A pattern of warm and dry winters in the West, paired with frigid conditions in the East, has become more frequent since 1980, a trend that reflects the influence of global warming on the atmosphere in the Northern Hemisphere.
The pattern, described in a new study in the journal Atmospheres as a "North American winter temperature dipole," has been costly, including a multi-year drought in California and economically disruptive snowstorms in the Northeast, according to the scientists who analyzed climate trends in North America.
"Our historical analysis finds robust changes in the warm-West/cool-East pattern over North America within the last 35 years, " the authors wrote. "We show that the observed positive trend in the warm-West/cool-East events is attributable to historical anthropogenic emissions including greenhouse gases."

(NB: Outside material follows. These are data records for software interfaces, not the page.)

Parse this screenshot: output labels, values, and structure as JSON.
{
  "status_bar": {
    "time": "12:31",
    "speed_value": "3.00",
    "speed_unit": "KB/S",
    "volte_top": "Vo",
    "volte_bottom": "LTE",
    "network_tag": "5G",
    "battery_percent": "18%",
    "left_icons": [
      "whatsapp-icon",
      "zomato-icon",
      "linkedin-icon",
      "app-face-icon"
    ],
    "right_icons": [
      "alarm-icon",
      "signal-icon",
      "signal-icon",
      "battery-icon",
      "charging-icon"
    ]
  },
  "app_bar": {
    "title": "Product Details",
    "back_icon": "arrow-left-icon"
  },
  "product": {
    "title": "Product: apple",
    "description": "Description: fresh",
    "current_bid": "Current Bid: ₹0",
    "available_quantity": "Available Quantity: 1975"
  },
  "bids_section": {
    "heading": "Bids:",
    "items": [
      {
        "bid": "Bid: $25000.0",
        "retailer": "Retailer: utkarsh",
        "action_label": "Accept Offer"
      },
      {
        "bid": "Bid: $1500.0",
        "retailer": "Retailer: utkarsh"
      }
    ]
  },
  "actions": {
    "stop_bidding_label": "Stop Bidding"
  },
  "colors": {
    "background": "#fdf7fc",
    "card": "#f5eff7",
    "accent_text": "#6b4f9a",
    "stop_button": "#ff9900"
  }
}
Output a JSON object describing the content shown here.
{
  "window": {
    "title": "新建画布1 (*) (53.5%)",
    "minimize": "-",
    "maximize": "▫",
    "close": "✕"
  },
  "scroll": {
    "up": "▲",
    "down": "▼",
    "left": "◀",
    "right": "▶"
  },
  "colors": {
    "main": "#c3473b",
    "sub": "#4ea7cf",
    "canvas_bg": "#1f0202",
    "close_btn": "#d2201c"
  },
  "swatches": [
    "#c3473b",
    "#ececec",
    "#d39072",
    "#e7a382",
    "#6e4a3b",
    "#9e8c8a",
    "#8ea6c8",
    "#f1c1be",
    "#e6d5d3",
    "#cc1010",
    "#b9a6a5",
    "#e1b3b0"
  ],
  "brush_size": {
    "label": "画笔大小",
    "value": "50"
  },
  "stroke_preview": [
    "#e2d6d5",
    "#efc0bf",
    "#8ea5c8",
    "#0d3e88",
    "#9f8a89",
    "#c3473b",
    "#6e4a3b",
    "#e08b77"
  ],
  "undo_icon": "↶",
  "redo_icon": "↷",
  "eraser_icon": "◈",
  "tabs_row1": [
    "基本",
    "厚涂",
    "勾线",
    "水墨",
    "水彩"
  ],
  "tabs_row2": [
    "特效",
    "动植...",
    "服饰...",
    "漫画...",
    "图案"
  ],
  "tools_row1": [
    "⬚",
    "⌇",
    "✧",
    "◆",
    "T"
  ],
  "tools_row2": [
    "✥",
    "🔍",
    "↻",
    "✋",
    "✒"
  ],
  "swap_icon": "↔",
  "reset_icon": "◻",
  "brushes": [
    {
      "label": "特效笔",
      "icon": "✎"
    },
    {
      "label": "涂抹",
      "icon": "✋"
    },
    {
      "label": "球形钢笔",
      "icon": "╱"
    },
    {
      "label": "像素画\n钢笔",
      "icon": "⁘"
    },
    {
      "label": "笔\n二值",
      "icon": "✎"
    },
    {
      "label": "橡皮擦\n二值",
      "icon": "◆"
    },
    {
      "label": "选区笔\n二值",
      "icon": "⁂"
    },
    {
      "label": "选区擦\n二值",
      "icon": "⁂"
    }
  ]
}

The trend will continue the rest of this century but then level off, as the East becomes too warm for extreme winter conditions, said Stanford University climate scientist Noah Diffenbaugh, one of the study's co-authors.
The past two years—Earth's warmest years on record—brought the greatest East-West temperature contrasts in the observational record. The coolest Eastern winter on record and the warmest Western winters since at least 1980 have all been recorded since 2013, the study found.
After establishing the increasing frequency of the warm-West, cold-East pattern, the scientists used a global climate model to determine that the probability of that increases with the rise of heat-trapping greenhouse gas emissions.
The research, which involved scientists from Stanford, Columbia University and NASA, adds to a growing body of work that links the buildup of greenhouse gases with major changes in atmospheric circulation. A subset of the same research group published a study in the journal Science Advances last April showing "statistically significant changes in the occurrence of atmospheric patterns associated with seasonal precipitation and temperature extremes."
Many recent studies suggest the meltdown of the Arctic ice cap is at least partly driving the changes.
"I think this is becoming increasingly apparent from the balance of available evidence," said University of Sheffield climate researcher Edward Hanna, who has published a study on how those changes are affecting northern Europe. Amplified warming in the Arctic has changed the pressure balance of air masses at high latitudes, which can affect the jet stream, "at times making it weaker and more meandering," said Hanna, who was not involved in the recent study. That, he said, steers weather patterns like the warm-West/cold-East phenomenon.
Hanna said the findings by Diffenbaugh corroborate his research that found an increase in a "blocking" weather pattern over Greenland that can lead to wet weather extremes in England. But Hanna cautioned that most of the data comes from the past few decades and in addition to the Arctic meltdown, changes in the tropics and natural variability are probably also factors in the complex climate equation. That means there is not yet a smoking gun to link Arctic melting with extreme weather, but the circumstantial evidence is growing. "Ten years more data in a strongly warming climate will help," he said.
During that time, many researchers will be trying to figure out if these patterns will be more persistent. If they are caused by the Arctic warmup, they should continue, said Rutgers University scientist Jennifer Francis, who has been investigating the link between dwindling Arctic ice and changes in the climate of the Northern Hemisphere.
Francis said several recent papers have shown that ice loss in the Barents and Kara seas influences the climate in Asia. "It's turning out to be a pretty solid link. When sea ice is reduced in those areas, it leads to very cold winters in central Asia," she said.
Other studies suggest a weakening of the jet stream in summer over the continents of the Northern Hemisphere has led to weaker surface winds and stagnant weather patterns, resulting in floods, droughts and heat waves, she added. For example, devastating floods in the Balkans have been attributed to a slowdown in the jet stream by scientists from the Potsdam Institute for Climate Impact.
"We're in this new world that's much much warmer with much less sea ice and that's changing the way the atmosphere behaves," said Francis. "It's an interesting time to be studying this, but the bad news is, we're watching this planet fall apart."